These proposals follow previous administration announcements that shortened the open-enrollment period in the exchanges from 3 months to 6 weeks, reduced the advertising budget for enrollment in the exchanges by 90 percent from $100 million to $10 million, and cut back funding for navigators who help people buy insurance in the exchanges.

This is truly a “parade of horribles.” By refusing to pay for CSRs, at least 1 million Americans will be left without health insurance. Premiums in the exchanges are projected to increase by over 20 percent in 2018 because insurance companies will not be paid for the CSRs and will raise premiums for the money.

Many health insurance companies will be more likely to exit the exchanges, potentially leaving counties with no insurance companies. In 2018, despite Republican claims, there are absolutely no counties without at least one insurance company in the exchange.

This administration will also expose Americans to more health insurance fraud and scams. The history of these association plans is scandalous at best, marked by premium-paying Americans whose plans — encouraged by loose state and federal regulations — abscond with their money, leaving behind millions in unpaid health care bills. So common was this behavior that the Government Accountability Office once derided association health plans as “a source of regulatory confusion, enforcement problems, and, in some instances, fraud.”

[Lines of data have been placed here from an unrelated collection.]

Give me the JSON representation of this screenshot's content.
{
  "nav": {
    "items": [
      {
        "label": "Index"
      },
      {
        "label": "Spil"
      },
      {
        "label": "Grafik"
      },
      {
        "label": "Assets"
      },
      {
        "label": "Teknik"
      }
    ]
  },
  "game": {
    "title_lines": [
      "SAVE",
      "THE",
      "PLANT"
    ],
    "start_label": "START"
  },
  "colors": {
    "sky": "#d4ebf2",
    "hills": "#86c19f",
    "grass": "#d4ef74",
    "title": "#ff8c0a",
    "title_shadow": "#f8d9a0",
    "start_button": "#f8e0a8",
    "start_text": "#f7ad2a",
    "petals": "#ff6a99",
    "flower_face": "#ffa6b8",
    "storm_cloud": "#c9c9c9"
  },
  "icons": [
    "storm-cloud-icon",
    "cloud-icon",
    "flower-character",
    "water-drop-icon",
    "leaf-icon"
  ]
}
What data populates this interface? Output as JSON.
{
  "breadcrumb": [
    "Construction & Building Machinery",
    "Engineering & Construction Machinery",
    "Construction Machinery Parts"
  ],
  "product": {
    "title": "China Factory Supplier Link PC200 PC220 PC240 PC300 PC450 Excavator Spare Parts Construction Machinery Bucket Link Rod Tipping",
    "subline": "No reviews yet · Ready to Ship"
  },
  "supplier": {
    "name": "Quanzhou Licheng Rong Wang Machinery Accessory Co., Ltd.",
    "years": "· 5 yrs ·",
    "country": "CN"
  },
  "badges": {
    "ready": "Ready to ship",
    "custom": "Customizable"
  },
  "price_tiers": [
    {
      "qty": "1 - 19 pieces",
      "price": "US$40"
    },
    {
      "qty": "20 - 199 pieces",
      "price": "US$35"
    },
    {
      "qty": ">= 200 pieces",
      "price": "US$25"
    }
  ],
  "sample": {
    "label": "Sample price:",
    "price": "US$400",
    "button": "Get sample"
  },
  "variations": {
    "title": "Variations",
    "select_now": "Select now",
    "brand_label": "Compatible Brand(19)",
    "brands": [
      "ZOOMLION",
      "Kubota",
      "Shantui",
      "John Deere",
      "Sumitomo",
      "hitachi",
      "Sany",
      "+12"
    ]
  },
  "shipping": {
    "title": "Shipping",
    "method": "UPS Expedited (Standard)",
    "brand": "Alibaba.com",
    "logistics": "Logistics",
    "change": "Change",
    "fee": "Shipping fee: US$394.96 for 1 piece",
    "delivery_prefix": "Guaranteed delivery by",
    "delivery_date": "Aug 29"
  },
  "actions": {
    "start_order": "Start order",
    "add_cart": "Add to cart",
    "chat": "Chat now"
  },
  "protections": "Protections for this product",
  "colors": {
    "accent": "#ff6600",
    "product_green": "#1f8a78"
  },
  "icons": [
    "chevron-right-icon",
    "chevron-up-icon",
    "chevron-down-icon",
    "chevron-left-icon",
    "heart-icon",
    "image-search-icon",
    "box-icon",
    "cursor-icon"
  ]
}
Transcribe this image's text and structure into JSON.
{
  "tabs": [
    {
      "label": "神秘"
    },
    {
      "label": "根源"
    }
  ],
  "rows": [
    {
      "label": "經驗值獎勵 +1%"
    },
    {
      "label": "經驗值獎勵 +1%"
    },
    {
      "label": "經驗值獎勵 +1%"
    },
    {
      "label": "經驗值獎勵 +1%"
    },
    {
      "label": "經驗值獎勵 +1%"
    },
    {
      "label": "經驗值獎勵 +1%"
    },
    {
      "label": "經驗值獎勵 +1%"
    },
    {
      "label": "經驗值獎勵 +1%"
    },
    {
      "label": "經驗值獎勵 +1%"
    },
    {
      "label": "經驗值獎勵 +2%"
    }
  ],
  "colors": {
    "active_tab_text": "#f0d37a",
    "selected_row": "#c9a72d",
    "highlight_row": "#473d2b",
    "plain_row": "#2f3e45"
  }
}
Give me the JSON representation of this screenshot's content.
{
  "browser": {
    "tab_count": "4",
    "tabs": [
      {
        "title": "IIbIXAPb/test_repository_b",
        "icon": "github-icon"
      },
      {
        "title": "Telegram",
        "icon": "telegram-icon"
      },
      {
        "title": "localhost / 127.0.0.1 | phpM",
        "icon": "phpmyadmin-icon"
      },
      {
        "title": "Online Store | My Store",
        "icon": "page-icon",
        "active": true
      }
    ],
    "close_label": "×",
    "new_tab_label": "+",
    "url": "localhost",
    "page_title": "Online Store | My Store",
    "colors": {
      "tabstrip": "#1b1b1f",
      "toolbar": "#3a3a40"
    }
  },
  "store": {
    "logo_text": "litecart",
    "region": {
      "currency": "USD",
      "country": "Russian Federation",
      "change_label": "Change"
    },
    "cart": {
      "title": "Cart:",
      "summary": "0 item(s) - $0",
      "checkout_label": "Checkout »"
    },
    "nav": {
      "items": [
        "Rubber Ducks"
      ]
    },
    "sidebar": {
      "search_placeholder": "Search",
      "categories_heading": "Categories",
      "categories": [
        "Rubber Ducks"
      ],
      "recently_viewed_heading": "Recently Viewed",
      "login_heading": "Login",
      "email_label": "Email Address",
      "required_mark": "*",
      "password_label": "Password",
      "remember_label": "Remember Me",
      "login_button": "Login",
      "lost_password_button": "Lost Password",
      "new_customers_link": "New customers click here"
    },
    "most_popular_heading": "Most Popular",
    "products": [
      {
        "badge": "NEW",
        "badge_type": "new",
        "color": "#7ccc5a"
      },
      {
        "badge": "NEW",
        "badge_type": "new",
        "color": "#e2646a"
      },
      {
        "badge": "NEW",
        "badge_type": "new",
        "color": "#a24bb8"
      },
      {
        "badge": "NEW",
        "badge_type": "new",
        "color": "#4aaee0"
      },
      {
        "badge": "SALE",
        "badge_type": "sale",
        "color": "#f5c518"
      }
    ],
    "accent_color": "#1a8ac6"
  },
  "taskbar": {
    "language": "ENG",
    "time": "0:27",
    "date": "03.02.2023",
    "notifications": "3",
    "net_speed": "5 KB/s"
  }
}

Association health plans will also destabilize the traditional insurance marketplace by siphoning off the healthy and young, leaving the remaining enrollees with higher premiums. In the mid-1990s, a similar arrangement in Kentucky exempted AHPs from benefit and rating requirements. Following these reforms, 45 of the 47 individual market insurers withdrew, healthy Kentuckians shifted to AHPs in droves, and premiums in the traditional marketplaces spiked.

TrumpCare will fail miserably to deliver on either its promise of increased coverage or decreased costs.

To top it all off, TrumpCare will also worsen the federal deficit. By increasing premiums, the federal government, by law, will have to increase subsidies to Americans who buy insurance through the exchange. It is estimated that canceling the CSRs will cost the federal government nearly $200 billion over the next 10 years.

Under TrumpCare, a few thousand people — the younger and healthier people in the exchanges — will benefit from lower premiums in the association health plans. The rest of us will be left to suffer, whether from loss of insurance, higher premiums, or higher deficits. Health care, for the majority, will not become more affordable. There is no party this reform effort will please.

This is what we get when politicians pander to extremists instead of trying to forge proposals that actually address the real problems Americans face. It is high time we focus on issues all parties can agree on — excessively high drug costs, paying physicians and hospitals to improve quality and lower costs, and competitive bidding to lower prices for all sorts of health equipment and services. Trump has squandered a unique opportunity for bipartisan health reform by making the entire system worse.

Ezekiel J. Emanuel is chair of the department of medical ethics and health policy at the University of Pennsylvania and a senior fellow at the Center for American Progress. He was the founding chair of the department of bioethics at the National Institutes of Health. Until January 2011, he served as a Special Advisor on Health Policy to the Director of the Office of Management and Budget and National Economic Council.  Aaron Glickman is a policy research analyst at the University of Pennsylvania.  Emily Gudbranson is the senior research assistant for Dr. Ezekiel Emanuel.